WikiLeaks has published a list of overseas biopharmaceutical facilities considered vital to US national security as part of its release of leaked diplomatic cables.
The release lists overseas facilities whose loss would have a “debilitating impact” on US national security. Included on the list are biopharm production facilities, for products such as vaccines and insulin, located in Europe, Latin America, Australia and Canada.
Publication of the list is among the most controversial aspects of the WikiLeaks release of leaked diplomatic cables. Malcolm Rifkind, former UK Foreign Secretary, said the leak is “bordering on criminal”, adding it contains “the kind of information terrorists are interested in knowing".
The leaked cable, available online here , lists by geography overseas infrastructure the US considers vital to its security. This includes communication hubs, gas pipelines and mines, as well as biopharm sites manufacturing insulin, vaccines, anti-venoms and other products.
Biopharm companies listed in the cable include: Baxter AG, GlaxoSmithKline, Novo Nordisk, Sanofi-Aventis, Genzyme, Novartis, IDT Biologika, Vetter Pharma, Hoffman-La Roche, CSL Behring and Grifols.
in-PharmaTechnologist contacted a number of the biopharm companies for comment. Some were unable to comment in time for publication. Novo Nordisk declined to comment while Novartis made a brief statement.
“Novartis is aware that we have been mentioned in a leaked document on the WikiLeaks website. The information is being reviewed and Novartis has no further comment at this time”, said the company in a statement to in-PharmaTechnologist.

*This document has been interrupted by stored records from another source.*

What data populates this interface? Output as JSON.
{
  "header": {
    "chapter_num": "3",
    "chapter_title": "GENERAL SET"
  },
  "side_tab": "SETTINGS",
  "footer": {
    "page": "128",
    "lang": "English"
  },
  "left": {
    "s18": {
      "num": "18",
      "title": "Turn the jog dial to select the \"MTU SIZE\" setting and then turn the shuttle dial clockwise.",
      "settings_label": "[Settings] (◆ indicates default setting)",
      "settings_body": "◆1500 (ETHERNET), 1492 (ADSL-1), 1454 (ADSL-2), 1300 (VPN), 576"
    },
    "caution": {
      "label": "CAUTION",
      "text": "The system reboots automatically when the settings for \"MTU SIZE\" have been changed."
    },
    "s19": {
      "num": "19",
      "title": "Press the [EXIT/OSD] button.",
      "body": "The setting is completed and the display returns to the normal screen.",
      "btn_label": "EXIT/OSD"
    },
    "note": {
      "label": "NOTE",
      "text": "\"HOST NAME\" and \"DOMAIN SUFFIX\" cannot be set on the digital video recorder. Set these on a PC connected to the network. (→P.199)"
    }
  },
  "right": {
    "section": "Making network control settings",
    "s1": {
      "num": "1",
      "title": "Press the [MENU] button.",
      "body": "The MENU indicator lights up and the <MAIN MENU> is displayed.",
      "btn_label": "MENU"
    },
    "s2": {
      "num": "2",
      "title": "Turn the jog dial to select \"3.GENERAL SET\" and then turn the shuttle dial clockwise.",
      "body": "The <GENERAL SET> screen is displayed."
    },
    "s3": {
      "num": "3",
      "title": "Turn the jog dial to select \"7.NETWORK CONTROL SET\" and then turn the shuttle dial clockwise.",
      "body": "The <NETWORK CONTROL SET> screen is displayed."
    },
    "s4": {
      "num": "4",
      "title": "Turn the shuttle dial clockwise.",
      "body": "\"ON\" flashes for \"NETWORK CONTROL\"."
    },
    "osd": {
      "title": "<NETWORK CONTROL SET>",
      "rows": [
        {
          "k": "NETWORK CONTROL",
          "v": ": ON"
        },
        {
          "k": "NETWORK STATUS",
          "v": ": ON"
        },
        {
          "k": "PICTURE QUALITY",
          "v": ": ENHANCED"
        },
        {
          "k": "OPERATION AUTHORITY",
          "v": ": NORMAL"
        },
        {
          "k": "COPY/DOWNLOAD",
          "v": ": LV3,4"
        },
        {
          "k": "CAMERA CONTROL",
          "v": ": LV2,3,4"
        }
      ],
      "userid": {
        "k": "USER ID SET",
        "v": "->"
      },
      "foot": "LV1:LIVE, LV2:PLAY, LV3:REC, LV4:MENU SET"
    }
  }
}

Chemicals and the cable
Also included on the list are a number of chemical production sites. These include a Siemens site in Germany which the cable says performs “essentially irreplaceable production of key chemicals” and a BASF plant described as the “world's largest integrated chemical complex”.
The cable was sent by the US State Department to overseas missions in February 2009 as part of an update of the list of vital infrastructure located outside the US. US diplomats were asked to give input on critical infrastructure but were “not being asked to consult with host governments”.